Value Added Tax (VAT) is a type of indirect tax imposed on goods and services at every stage of their production and distribution. Thailand implemented VAT in 1992, replacing the previous business tax system. The VAT is designed to be a neutral tax, meaning that it should not create any distortion in economic decisions or impose an undue burden on any specific group of taxpayers. In Thailand, VAT applies to the sale of goods, provision of services, and importation of goods. The standard rate is currently set at 7%, but there are certain goods and services that are exempt from VAT or subject to a zero rate.

Registration and Filing Requirements

Businesses with an annual turnover exceeding THB 1.8 million (approximately USD 54,000) are required to register for VAT in Thailand. Non-resident businesses providing services to customers in Thailand may also be required to register for VAT, depending on the nature of the services provided. Once registered, VAT-registered businesses must file monthly VAT returns, irrespective of whether they have any VAT payable or refundable for the month. The returns must be submitted electronically through the Thai Revenue Departments website by the 15th day of the following month. In addition to the monthly returns, an annual VAT summary must also be filed by the 15th day of the third month following the end of the tax year.

Exempt Goods and Services

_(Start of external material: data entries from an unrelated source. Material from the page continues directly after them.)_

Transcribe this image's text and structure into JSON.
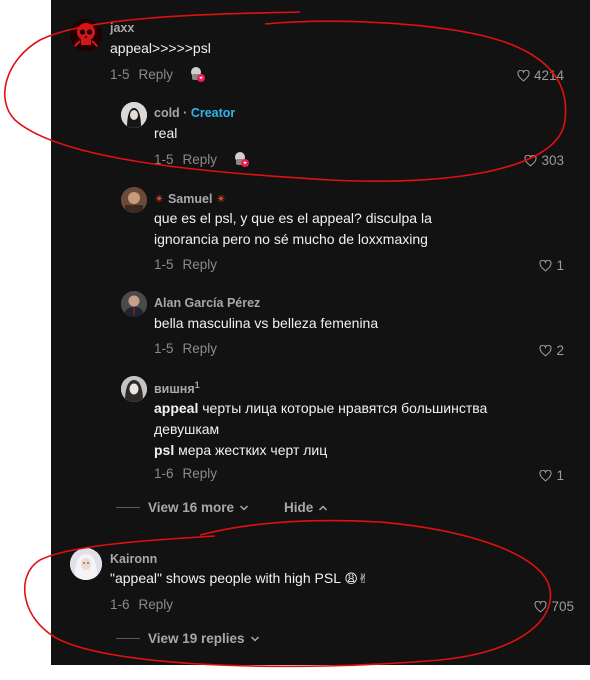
{
  "comments": [
    {
      "username": "jaxx",
      "text": "appeal>>>>>psl",
      "date": "1-5",
      "reply": "Reply",
      "likes": "4214"
    },
    {
      "username": "cold",
      "creator_sep": " · ",
      "creator": "Creator",
      "text": "real",
      "date": "1-5",
      "reply": "Reply",
      "likes": "303"
    },
    {
      "username_prefix": "✴",
      "username": "Samuel",
      "username_suffix": "✴",
      "text": "que es el psl, y que es el appeal? disculpa la ignorancia pero no sé mucho de loxxmaxing",
      "date": "1-5",
      "reply": "Reply",
      "likes": "1"
    },
    {
      "username": "Alan García Pérez",
      "text": "bella masculina vs belleza femenina",
      "date": "1-5",
      "reply": "Reply",
      "likes": "2"
    },
    {
      "username": "вишня",
      "username_sup": "1",
      "text_bold1": "appeal",
      "text_rest1": " черты лица которые нравятся большинства девушкам",
      "text_bold2": "psl",
      "text_rest2": " мера жестких черт лиц",
      "date": "1-6",
      "reply": "Reply",
      "likes": "1"
    },
    {
      "username": "Kaironn",
      "text": "\"appeal\" shows people with high PSL",
      "emoji": "😩✌",
      "date": "1-6",
      "reply": "Reply",
      "likes": "705"
    }
  ],
  "thread": {
    "view_more": "View 16 more",
    "hide": "Hide",
    "view_replies": "View 19 replies"
  },
  "icons": {
    "heart": "heart-outline-icon",
    "chevron": "chevron-down-icon",
    "chevron_up": "chevron-up-icon",
    "creator_like": "creator-liked-icon"
  },
  "colors": {
    "panel_bg": "#121212",
    "creator": "#2fb6e8",
    "annotation": "#e01010"
  }
}
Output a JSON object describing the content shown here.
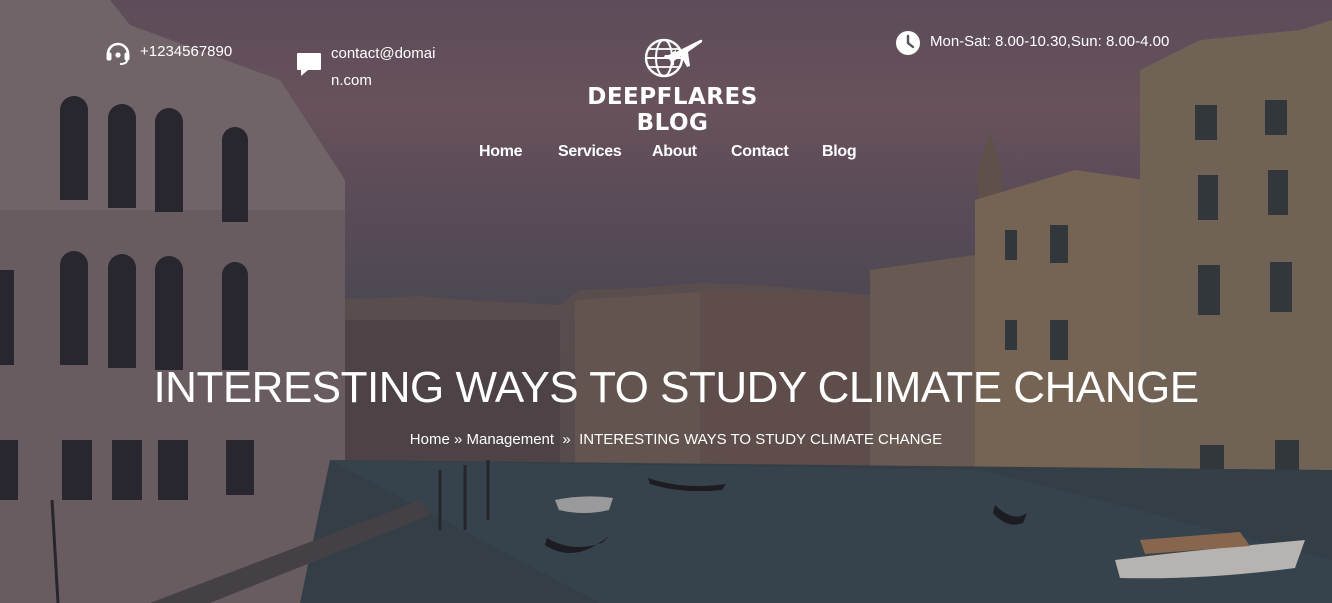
{
  "topbar": {
    "phone": "+1234567890",
    "email": "contact@domain.com",
    "hours": "Mon-Sat: 8.00-10.30,Sun: 8.00-4.00",
    "icons": [
      "headset-icon",
      "chat-icon",
      "clock-icon"
    ]
  },
  "logo": {
    "title": "DEEPFLARES BLOG",
    "icon": "globe-airplane-icon"
  },
  "nav": {
    "items": [
      {
        "label": "Home"
      },
      {
        "label": "Services"
      },
      {
        "label": "About"
      },
      {
        "label": "Contact"
      },
      {
        "label": "Blog"
      }
    ]
  },
  "page": {
    "title": "INTERESTING WAYS TO STUDY CLIMATE CHANGE"
  },
  "breadcrumb": {
    "home": "Home",
    "sep1": " » ",
    "category": "Management",
    "sep2": "  »  ",
    "current": "INTERESTING WAYS TO STUDY CLIMATE CHANGE"
  },
  "colors": {
    "text": "#ffffff",
    "sky": "#6d5868",
    "water": "#36424e"
  }
}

Certain goods and services are exempt from VAT in Thailand. These include unprocessed agricultural products, livestock, financial services, education and healthcare services, and domestic transportation services. The VAT exemption is intended to reduce the tax burden on low-income earners and promote the development of certain industries. It is important to note that businesses providing exempt goods or services are not allowed to claim input VAT credits for their purchases. This means that the VAT paid on their inputs becomes a cost for the business, which may be passed on to consumers through higher prices.

Zero-Rated Supplies

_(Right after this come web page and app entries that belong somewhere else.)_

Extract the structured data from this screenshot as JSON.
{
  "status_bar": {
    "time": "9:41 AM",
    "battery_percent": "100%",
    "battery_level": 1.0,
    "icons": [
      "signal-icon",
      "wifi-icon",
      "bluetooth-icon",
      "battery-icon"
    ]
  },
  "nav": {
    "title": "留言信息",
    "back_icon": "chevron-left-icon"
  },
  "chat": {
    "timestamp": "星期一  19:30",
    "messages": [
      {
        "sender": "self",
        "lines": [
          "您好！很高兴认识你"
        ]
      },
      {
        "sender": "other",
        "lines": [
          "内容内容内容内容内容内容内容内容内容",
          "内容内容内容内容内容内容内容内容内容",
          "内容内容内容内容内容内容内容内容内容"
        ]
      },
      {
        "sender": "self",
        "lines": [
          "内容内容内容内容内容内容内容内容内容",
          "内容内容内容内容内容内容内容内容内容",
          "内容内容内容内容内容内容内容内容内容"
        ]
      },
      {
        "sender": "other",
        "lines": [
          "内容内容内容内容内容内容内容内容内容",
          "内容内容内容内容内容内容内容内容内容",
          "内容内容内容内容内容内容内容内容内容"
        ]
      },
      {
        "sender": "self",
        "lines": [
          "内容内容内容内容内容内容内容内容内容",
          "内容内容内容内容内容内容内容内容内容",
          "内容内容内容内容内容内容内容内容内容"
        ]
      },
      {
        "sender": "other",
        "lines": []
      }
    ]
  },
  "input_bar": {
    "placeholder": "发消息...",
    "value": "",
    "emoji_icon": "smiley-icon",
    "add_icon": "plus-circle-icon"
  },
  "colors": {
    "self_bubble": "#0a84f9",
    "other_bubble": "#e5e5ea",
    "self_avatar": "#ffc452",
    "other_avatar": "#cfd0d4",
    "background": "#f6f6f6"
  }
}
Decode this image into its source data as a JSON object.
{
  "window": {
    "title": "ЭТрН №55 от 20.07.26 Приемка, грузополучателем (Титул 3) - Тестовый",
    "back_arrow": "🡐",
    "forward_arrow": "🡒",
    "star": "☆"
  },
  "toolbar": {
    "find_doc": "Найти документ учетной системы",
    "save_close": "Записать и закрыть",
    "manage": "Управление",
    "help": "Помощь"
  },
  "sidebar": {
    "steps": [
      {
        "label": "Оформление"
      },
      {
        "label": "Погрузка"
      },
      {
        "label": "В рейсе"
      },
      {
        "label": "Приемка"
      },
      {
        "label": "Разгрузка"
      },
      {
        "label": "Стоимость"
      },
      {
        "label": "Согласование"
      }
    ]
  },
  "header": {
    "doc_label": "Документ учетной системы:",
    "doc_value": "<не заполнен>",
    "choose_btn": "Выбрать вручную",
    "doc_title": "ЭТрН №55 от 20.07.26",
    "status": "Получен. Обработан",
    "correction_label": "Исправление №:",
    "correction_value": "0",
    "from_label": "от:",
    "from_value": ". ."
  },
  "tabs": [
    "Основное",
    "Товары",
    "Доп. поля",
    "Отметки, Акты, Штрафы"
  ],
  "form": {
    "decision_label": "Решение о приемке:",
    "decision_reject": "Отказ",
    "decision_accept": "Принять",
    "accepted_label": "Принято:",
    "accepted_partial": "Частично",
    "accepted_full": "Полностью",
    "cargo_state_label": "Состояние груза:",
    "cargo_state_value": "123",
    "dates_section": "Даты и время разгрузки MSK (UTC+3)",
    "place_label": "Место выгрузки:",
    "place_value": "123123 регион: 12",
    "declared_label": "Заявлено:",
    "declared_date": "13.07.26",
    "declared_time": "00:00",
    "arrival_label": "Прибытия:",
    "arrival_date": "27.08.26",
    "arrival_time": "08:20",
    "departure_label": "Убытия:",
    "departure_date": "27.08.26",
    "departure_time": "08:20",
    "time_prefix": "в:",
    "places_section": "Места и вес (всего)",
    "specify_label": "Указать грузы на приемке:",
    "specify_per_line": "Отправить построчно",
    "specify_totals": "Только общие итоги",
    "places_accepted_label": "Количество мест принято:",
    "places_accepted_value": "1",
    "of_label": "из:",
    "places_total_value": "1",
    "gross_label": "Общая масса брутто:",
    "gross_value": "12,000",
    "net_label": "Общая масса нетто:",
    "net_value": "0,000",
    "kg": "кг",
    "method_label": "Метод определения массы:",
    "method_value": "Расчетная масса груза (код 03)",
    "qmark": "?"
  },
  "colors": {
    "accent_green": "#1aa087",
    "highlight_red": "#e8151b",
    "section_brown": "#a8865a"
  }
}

Some goods and services in Thailand are subject to a zero VAT rate, which means that VAT is charged at a rate of 0% on these supplies. The main purpose of having a zero rate is to promote exports and stimulate the growth of certain industries. Examples of zero-rated supplies include the export of goods, international transportation services, and the sale of goods or services to entities located in the export processing zones. Businesses making zero-rated supplies are allowed to claim input VAT credits for their purchases, which ensures that no VAT is embedded in the exported goods or services.

Input VAT Credits and Refunds

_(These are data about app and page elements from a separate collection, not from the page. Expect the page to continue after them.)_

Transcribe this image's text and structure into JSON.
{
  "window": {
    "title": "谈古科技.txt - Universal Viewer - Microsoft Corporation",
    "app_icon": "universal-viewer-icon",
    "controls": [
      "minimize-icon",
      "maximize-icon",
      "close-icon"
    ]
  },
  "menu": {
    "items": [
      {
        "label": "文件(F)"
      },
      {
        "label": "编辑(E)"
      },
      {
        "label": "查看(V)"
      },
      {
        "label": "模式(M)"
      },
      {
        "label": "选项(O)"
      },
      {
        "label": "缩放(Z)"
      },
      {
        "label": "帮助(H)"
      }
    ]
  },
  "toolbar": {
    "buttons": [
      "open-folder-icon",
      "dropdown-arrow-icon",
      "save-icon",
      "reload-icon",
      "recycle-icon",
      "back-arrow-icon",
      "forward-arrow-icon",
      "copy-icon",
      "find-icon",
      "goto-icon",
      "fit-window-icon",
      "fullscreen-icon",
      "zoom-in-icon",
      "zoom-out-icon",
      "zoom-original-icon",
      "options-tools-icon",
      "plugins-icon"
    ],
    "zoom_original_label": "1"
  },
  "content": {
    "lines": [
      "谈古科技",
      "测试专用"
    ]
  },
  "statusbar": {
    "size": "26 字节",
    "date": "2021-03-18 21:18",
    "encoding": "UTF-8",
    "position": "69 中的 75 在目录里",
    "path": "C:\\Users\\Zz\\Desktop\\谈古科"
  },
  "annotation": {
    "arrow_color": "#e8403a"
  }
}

VAT-registered businesses in Thailand are allowed to claim input VAT credits for the VAT paid on their purchases of goods and services. These credits can be used to offset the output VAT payable on their taxable supplies. In cases where the input VAT credits exceed the output VAT payable, the excess credits can be carried forward to the next tax period or refunded, subject to certain conditions. Refunds are generally available for businesses engaged in zero-rated supplies, such as exporters, or for businesses with a significant amount of capital investment.

Reverse-Charge Mechanism

Thailand has implemented a reverse-charge mechanism for certain services provided by non-resident businesses to Thai customers. Under this mechanism, the Thai customer is required to account for VAT on the services received from the non-resident business, as if they were the supplier of the services. Examples of services subject to the reverse-charge mechanism include consulting, technical, and management services provided by non-resident businesses. The mechanism aims to level the playing field between resident and non-resident service providers and ensure that VAT is collected on services consumed in Thailand.

Penalties for Non-Compliance

Failure to comply with Thailands VAT rules can result in various penalties, including fines, surcharges, and imprisonment. These penalties may be imposed for offenses such as failure to register for VAT, late filing or payment of VAT, underreporting of VAT, and issuing false tax invoices. Businesses should ensure that they are familiar with the VAT rules and regulations in Thailand and seek professional advice if necessary to avoid potential penalties.

Conclusion

Understanding Thailands VAT system is crucial for businesses operating in the country. By familiarizing themselves with the registration and filing requirements, exemptions, and input VAT credit mechanisms, businesses can ensure that they comply with the law and minimize their tax liabilities. It is essential for businesses to stay updated on any changes to the VAT system and consult professionals when needed to navigate the complexities of the Thai tax landscape.